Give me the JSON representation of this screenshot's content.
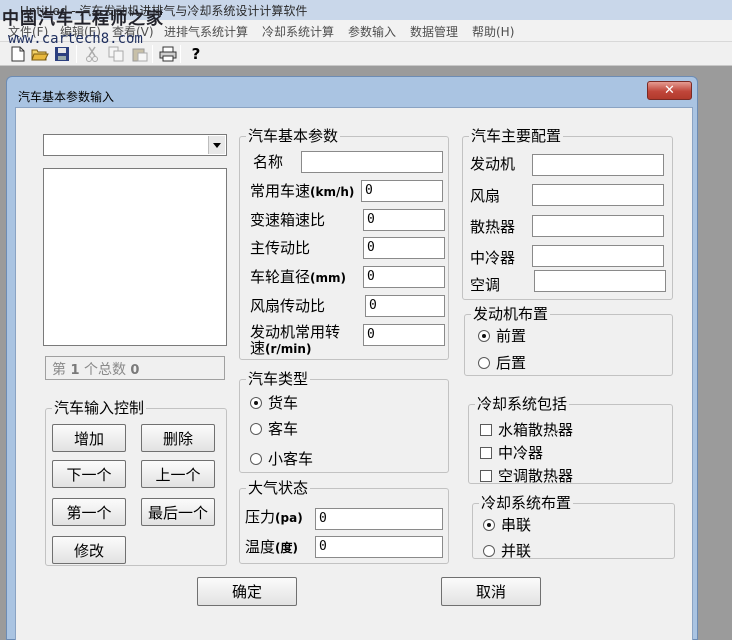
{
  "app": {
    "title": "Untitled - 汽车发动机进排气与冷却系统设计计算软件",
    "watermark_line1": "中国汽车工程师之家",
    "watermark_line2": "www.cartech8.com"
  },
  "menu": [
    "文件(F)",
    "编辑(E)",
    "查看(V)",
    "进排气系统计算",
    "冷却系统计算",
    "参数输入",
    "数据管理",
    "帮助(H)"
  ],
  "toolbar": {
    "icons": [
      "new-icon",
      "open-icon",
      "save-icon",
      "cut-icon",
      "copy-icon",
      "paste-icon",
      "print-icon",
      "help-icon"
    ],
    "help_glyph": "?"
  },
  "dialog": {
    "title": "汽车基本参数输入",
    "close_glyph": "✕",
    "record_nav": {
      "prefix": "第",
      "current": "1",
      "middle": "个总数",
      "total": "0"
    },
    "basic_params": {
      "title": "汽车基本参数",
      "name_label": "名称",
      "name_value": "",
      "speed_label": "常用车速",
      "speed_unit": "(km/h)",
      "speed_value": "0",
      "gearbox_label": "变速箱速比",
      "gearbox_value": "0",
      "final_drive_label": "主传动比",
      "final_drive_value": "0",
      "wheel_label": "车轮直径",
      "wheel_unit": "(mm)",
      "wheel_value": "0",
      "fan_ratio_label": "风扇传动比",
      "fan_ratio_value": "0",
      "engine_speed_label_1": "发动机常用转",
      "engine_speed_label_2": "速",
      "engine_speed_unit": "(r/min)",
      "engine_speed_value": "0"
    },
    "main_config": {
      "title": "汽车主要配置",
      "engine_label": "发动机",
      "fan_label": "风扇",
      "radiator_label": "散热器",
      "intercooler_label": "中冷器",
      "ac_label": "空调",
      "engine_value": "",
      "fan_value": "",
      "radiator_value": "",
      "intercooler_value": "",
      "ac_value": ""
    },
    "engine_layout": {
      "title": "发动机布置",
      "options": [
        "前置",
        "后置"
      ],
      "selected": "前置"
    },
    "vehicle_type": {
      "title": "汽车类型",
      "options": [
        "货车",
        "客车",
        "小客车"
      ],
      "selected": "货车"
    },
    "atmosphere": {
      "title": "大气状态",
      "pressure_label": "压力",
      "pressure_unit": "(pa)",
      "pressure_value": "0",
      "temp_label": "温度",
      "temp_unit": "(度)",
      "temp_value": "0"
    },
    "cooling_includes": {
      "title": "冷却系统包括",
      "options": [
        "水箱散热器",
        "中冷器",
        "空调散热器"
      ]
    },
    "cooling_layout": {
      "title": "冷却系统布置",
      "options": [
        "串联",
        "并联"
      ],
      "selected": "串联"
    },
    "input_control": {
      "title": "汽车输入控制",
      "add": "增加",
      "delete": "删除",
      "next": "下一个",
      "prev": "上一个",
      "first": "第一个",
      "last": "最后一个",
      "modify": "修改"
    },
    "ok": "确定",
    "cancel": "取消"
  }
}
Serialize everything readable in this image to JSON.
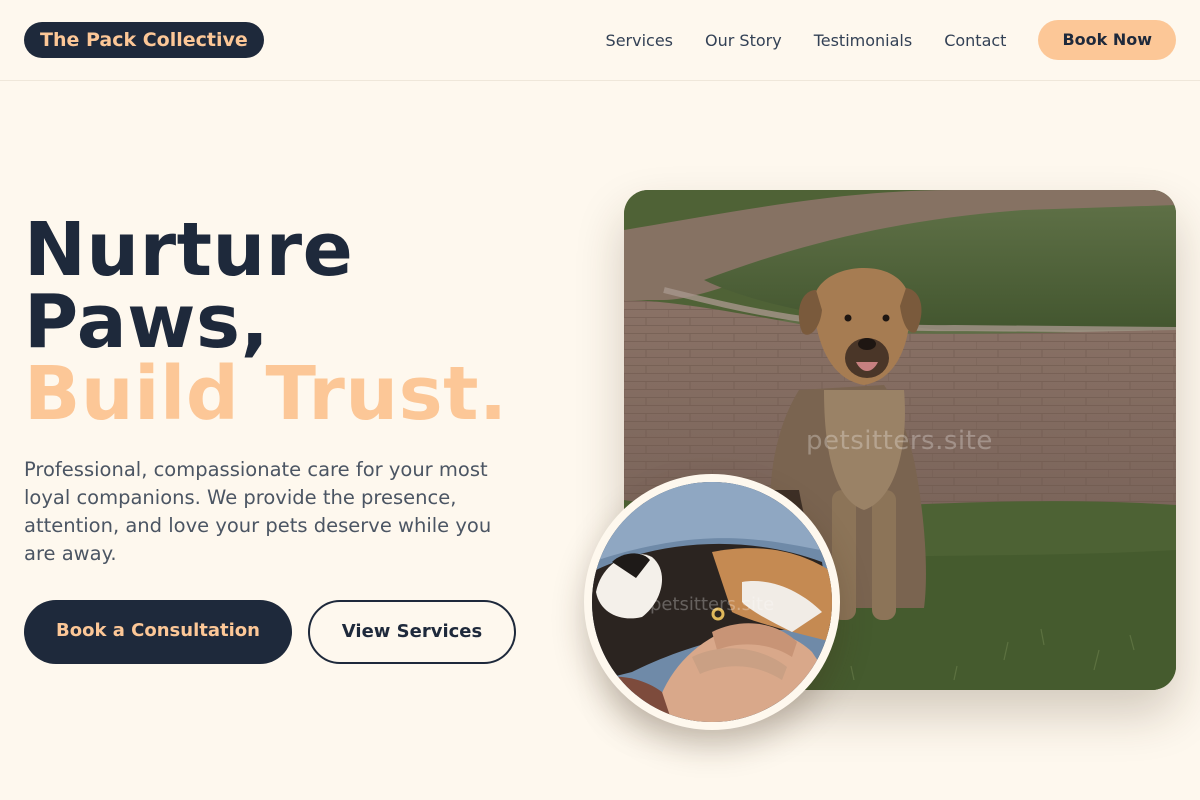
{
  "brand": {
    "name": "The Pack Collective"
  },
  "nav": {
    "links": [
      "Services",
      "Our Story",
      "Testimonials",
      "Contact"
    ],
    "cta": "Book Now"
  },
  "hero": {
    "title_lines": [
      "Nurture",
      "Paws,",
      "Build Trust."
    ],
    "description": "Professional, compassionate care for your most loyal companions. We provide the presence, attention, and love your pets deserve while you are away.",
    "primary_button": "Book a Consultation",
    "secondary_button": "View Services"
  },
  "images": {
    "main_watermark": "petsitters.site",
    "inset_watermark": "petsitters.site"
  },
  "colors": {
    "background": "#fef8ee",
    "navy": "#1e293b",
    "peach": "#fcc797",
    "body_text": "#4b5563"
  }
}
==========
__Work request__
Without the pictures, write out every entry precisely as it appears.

__Result for this task__
Give me the JSON representation of this screenshot's content.
{
  "app": {
    "title": "Untitled - 汽车发动机进排气与冷却系统设计计算软件",
    "watermark_line1": "中国汽车工程师之家",
    "watermark_line2": "www.cartech8.com"
  },
  "menu": [
    "文件(F)",
    "编辑(E)",
    "查看(V)",
    "进排气系统计算",
    "冷却系统计算",
    "参数输入",
    "数据管理",
    "帮助(H)"
  ],
  "toolbar": {
    "icons": [
      "new-icon",
      "open-icon",
      "save-icon",
      "cut-icon",
      "copy-icon",
      "paste-icon",
      "print-icon",
      "help-icon"
    ],
    "help_glyph": "?"
  },
  "dialog": {
    "title": "汽车基本参数输入",
    "close_glyph": "✕",
    "record_nav": {
      "prefix": "第",
      "current": "1",
      "middle": "个总数",
      "total": "0"
    },
    "basic_params": {
      "title": "汽车基本参数",
      "name_label": "名称",
      "name_value": "",
      "speed_label": "常用车速",
      "speed_unit": "(km/h)",
      "speed_value": "0",
      "gearbox_label": "变速箱速比",
      "gearbox_value": "0",
      "final_drive_label": "主传动比",
      "final_drive_value": "0",
      "wheel_label": "车轮直径",
      "wheel_unit": "(mm)",
      "wheel_value": "0",
      "fan_ratio_label": "风扇传动比",
      "fan_ratio_value": "0",
      "engine_speed_label_1": "发动机常用转",
      "engine_speed_label_2": "速",
      "engine_speed_unit": "(r/min)",
      "engine_speed_value": "0"
    },
    "main_config": {
      "title": "汽车主要配置",
      "engine_label": "发动机",
      "fan_label": "风扇",
      "radiator_label": "散热器",
      "intercooler_label": "中冷器",
      "ac_label": "空调",
      "engine_value": "",
      "fan_value": "",
      "radiator_value": "",
      "intercooler_value": "",
      "ac_value": ""
    },
    "engine_layout": {
      "title": "发动机布置",
      "options": [
        "前置",
        "后置"
      ],
      "selected": "前置"
    },
    "vehicle_type": {
      "title": "汽车类型",
      "options": [
        "货车",
        "客车",
        "小客车"
      ],
      "selected": "货车"
    },
    "atmosphere": {
      "title": "大气状态",
      "pressure_label": "压力",
      "pressure_unit": "(pa)",
      "pressure_value": "0",
      "temp_label": "温度",
      "temp_unit": "(度)",
      "temp_value": "0"
    },
    "cooling_includes": {
      "title": "冷却系统包括",
      "options": [
        "水箱散热器",
        "中冷器",
        "空调散热器"
      ]
    },
    "cooling_layout": {
      "title": "冷却系统布置",
      "options": [
        "串联",
        "并联"
      ],
      "selected": "串联"
    },
    "input_control": {
      "title": "汽车输入控制",
      "add": "增加",
      "delete": "删除",
      "next": "下一个",
      "prev": "上一个",
      "first": "第一个",
      "last": "最后一个",
      "modify": "修改"
    },
    "ok": "确定",
    "cancel": "取消"
  }
}
Serialize everything readable in this image to JSON.
{
  "brand": {
    "name": "The Pack Collective"
  },
  "nav": {
    "links": [
      "Services",
      "Our Story",
      "Testimonials",
      "Contact"
    ],
    "cta": "Book Now"
  },
  "hero": {
    "title_lines": [
      "Nurture",
      "Paws,",
      "Build Trust."
    ],
    "description": "Professional, compassionate care for your most loyal companions. We provide the presence, attention, and love your pets deserve while you are away.",
    "primary_button": "Book a Consultation",
    "secondary_button": "View Services"
  },
  "images": {
    "main_watermark": "petsitters.site",
    "inset_watermark": "petsitters.site"
  },
  "colors": {
    "background": "#fef8ee",
    "navy": "#1e293b",
    "peach": "#fcc797",
    "body_text": "#4b5563"
  }
}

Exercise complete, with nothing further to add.